• If one operand is a timetable and the other operand is a table, then the table cannot have row names. The output is a timetable.

### Rules for Tables and Timetables with Units

Table and timetable variables have several properties, such as names, descriptions, and units. If you define units for any variables, then the units can affect operations where both operands are tables or timetables.

In general, these rules apply to operations on tables and timetables with variables that have units:

• If the `VariableUnits` property of a table or timetable is `{}`, the default value, then the units are undefined.

• If you specify empty strings, `""`, as units, then those units are undefined.

• If you perform an operation on two operands, both operands have units, and the units are incompatible, then the operation returns an error.

• If you perform an operation on two operands and only one operand has units, then in general the result has the same units, but the operation also issues a warning.

• If an operation or function would result in modified or compound units, such as a multiplication that results in units of kg*m, then the result of the operation or function has no units.

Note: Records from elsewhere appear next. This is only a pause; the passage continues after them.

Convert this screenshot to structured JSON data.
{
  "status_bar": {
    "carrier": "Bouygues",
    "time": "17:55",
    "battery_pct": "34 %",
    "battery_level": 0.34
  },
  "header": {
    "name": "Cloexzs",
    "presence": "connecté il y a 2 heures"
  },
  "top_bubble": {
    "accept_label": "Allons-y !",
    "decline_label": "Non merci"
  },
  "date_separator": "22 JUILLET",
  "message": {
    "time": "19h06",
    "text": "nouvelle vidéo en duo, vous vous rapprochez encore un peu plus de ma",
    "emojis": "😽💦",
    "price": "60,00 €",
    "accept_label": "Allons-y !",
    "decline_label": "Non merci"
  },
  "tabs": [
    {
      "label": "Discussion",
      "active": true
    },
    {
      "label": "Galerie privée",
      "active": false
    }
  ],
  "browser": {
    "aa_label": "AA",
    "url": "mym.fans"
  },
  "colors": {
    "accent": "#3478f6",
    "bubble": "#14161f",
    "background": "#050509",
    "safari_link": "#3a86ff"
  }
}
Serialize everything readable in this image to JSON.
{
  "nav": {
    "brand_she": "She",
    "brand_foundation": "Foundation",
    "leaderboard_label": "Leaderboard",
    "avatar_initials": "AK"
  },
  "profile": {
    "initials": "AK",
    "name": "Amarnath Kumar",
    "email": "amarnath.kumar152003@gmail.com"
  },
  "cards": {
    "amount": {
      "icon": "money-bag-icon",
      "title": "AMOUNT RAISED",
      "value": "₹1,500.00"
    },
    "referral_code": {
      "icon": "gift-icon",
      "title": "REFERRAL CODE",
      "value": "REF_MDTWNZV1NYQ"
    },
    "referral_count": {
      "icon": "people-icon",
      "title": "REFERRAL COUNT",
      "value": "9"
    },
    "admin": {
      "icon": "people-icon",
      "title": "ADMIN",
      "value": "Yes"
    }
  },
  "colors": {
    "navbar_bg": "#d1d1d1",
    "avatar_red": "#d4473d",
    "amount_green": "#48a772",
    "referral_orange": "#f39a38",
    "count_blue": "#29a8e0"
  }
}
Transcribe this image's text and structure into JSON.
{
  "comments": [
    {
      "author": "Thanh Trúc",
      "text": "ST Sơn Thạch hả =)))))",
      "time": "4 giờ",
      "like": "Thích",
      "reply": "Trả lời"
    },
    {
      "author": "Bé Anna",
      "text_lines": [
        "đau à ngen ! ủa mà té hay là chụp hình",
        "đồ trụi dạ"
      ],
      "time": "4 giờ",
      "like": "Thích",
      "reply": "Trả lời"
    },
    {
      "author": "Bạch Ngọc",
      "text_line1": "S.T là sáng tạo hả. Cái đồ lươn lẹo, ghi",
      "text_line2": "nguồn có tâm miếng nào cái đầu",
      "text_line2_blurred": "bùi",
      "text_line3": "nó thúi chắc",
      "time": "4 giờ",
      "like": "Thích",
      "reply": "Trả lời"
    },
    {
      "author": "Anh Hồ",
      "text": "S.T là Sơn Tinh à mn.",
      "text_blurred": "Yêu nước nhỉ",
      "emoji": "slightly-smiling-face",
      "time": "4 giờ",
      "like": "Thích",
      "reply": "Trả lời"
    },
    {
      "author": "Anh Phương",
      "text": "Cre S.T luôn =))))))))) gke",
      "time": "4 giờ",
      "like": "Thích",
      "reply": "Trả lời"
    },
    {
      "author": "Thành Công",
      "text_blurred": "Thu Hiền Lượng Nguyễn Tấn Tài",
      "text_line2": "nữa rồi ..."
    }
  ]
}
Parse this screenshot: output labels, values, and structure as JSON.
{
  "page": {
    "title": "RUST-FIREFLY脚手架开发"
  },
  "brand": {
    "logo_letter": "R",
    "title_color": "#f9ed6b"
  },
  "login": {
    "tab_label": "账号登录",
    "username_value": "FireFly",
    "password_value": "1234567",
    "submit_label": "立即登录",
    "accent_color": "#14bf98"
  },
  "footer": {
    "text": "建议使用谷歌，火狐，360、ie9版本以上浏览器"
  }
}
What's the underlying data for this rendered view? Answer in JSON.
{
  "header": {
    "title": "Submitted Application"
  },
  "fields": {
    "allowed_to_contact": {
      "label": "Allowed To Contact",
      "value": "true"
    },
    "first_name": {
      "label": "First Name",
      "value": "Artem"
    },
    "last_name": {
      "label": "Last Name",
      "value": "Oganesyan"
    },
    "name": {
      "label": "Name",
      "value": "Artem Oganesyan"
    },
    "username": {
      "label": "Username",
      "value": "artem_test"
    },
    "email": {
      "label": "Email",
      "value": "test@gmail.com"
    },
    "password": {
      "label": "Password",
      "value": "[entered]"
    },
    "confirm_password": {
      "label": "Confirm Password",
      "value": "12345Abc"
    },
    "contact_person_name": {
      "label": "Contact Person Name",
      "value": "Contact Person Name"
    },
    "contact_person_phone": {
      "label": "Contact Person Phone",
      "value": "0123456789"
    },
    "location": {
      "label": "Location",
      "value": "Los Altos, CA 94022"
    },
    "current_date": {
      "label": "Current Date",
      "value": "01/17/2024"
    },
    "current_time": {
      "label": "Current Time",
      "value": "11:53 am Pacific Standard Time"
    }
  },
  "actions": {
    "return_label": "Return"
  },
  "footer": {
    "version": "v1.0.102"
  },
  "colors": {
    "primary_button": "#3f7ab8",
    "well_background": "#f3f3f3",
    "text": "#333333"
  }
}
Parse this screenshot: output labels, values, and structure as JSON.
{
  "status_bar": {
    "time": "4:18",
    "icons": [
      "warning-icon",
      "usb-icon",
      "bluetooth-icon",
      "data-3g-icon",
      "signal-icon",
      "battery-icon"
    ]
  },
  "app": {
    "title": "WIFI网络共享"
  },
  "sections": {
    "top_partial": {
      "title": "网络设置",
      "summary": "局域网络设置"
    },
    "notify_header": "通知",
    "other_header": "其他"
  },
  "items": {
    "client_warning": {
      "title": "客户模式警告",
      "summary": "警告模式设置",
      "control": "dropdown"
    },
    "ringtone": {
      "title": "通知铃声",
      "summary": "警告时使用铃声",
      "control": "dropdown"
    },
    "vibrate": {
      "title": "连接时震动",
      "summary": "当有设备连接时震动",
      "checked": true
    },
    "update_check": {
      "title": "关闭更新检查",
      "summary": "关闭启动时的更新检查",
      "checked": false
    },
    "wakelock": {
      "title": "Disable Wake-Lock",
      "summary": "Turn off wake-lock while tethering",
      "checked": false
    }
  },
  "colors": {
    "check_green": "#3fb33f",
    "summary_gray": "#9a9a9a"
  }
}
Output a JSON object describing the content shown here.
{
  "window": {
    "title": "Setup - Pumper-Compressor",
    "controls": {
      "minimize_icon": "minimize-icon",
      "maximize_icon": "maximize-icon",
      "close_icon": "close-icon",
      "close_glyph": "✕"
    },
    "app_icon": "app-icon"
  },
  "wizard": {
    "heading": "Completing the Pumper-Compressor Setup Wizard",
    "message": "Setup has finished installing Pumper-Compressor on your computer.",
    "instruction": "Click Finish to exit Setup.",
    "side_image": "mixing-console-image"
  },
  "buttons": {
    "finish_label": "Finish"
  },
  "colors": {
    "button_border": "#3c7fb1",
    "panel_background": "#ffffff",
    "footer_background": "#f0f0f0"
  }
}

Operations and functions do not support unit conversions. For example, if a variable in one table has units of meters (m), and the corresponding variable in the other table has units of centimeters (cm), then the operation treats those units as incompatible units. There is no attempt to convert centimeters to meters.

This table shows rules for arithmetic operations when table or timetable variables have units that are the same (both `A`), different (`A` and `B`), or undefined (one unit is undefined, and the other is either `A` or `B`).

Arithmetic Operation

Units in First Operand

Units in Second Operand

Units in Output

`plus`

`minus`

`A`

`A`

`A`

`A`

`B`

Errors

`A`

Undefined

`A` (warns)

`times`

`A`

`A`

Undefined

`A`

`B`

Undefined

`A`

Undefined

`A` (warns)

`rdivide`

`ldivide`

`A`

`B`

Undefined

`A`

Undefined

`A` (warns)

Undefined

`B`

Undefined

`power`

`A`

`B`

Errors

`A`

Undefined

Undefined

Undefined

`B`

Errors

`rem`

`mod`

`A`

`A`

`A`

`A`

`B`

Errors

`A`

Undefined

`A` (warns)

Undefined

`B`

`B` (warns)

In general, logical operators and exponential, logarithmic, and trigonometric functions do not propagate units. However, there are some functions that do propagate units when it is known that the output has the same units as the input. The functions that propagate units are:

• `abs`

• `ceil`

• `cummax`

• `cummin`

• `cumsum`

• `fix`

• `floor`

• `max`

• `mean`

• `median`

• `min`

• `mode` (units propagated to first and third outputs only)

• `round`

• `std`

• `sum`

• `var` (units propagated to second output only)